An exact copy of all the records is the expected answer.

====== Excerpted records

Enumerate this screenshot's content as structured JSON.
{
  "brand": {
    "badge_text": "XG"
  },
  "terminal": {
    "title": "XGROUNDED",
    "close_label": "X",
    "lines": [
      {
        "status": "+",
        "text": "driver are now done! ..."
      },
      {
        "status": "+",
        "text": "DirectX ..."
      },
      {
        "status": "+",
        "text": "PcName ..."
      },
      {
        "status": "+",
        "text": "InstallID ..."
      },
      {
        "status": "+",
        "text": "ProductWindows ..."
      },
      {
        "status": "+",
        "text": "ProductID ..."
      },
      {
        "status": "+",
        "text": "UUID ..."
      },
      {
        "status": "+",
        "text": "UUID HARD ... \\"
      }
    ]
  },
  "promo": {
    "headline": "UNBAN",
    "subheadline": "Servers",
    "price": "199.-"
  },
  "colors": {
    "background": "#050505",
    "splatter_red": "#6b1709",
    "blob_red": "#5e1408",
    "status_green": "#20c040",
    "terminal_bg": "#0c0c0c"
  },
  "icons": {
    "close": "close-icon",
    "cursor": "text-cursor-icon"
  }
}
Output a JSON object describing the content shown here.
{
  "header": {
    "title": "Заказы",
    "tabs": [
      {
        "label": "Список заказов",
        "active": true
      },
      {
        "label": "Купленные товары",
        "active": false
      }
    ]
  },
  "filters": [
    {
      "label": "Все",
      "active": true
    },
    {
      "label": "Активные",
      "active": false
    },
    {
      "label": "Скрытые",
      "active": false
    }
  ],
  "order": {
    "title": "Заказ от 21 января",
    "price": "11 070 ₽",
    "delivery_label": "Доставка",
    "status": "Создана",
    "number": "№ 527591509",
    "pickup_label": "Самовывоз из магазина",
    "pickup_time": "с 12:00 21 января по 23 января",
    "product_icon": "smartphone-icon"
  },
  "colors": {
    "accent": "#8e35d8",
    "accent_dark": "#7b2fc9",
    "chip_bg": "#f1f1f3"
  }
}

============

* [Output for this exercise]
Enumerate this screenshot's content as structured JSON.
{
  "brand": {
    "badge_text": "XG"
  },
  "terminal": {
    "title": "XGROUNDED",
    "close_label": "X",
    "lines": [
      {
        "status": "+",
        "text": "driver are now done! ..."
      },
      {
        "status": "+",
        "text": "DirectX ..."
      },
      {
        "status": "+",
        "text": "PcName ..."
      },
      {
        "status": "+",
        "text": "InstallID ..."
      },
      {
        "status": "+",
        "text": "ProductWindows ..."
      },
      {
        "status": "+",
        "text": "ProductID ..."
      },
      {
        "status": "+",
        "text": "UUID ..."
      },
      {
        "status": "+",
        "text": "UUID HARD ... \\"
      }
    ]
  },
  "promo": {
    "headline": "UNBAN",
    "subheadline": "Servers",
    "price": "199.-"
  },
  "colors": {
    "background": "#050505",
    "splatter_red": "#6b1709",
    "blob_red": "#5e1408",
    "status_green": "#20c040",
    "terminal_bg": "#0c0c0c"
  },
  "icons": {
    "close": "close-icon",
    "cursor": "text-cursor-icon"
  }
}
Output a JSON object describing the content shown here.
{
  "header": {
    "title": "Заказы",
    "tabs": [
      {
        "label": "Список заказов",
        "active": true
      },
      {
        "label": "Купленные товары",
        "active": false
      }
    ]
  },
  "filters": [
    {
      "label": "Все",
      "active": true
    },
    {
      "label": "Активные",
      "active": false
    },
    {
      "label": "Скрытые",
      "active": false
    }
  ],
  "order": {
    "title": "Заказ от 21 января",
    "price": "11 070 ₽",
    "delivery_label": "Доставка",
    "status": "Создана",
    "number": "№ 527591509",
    "pickup_label": "Самовывоз из магазина",
    "pickup_time": "с 12:00 21 января по 23 января",
    "product_icon": "smartphone-icon"
  },
  "colors": {
    "accent": "#8e35d8",
    "accent_dark": "#7b2fc9",
    "chip_bg": "#f1f1f3"
  }
}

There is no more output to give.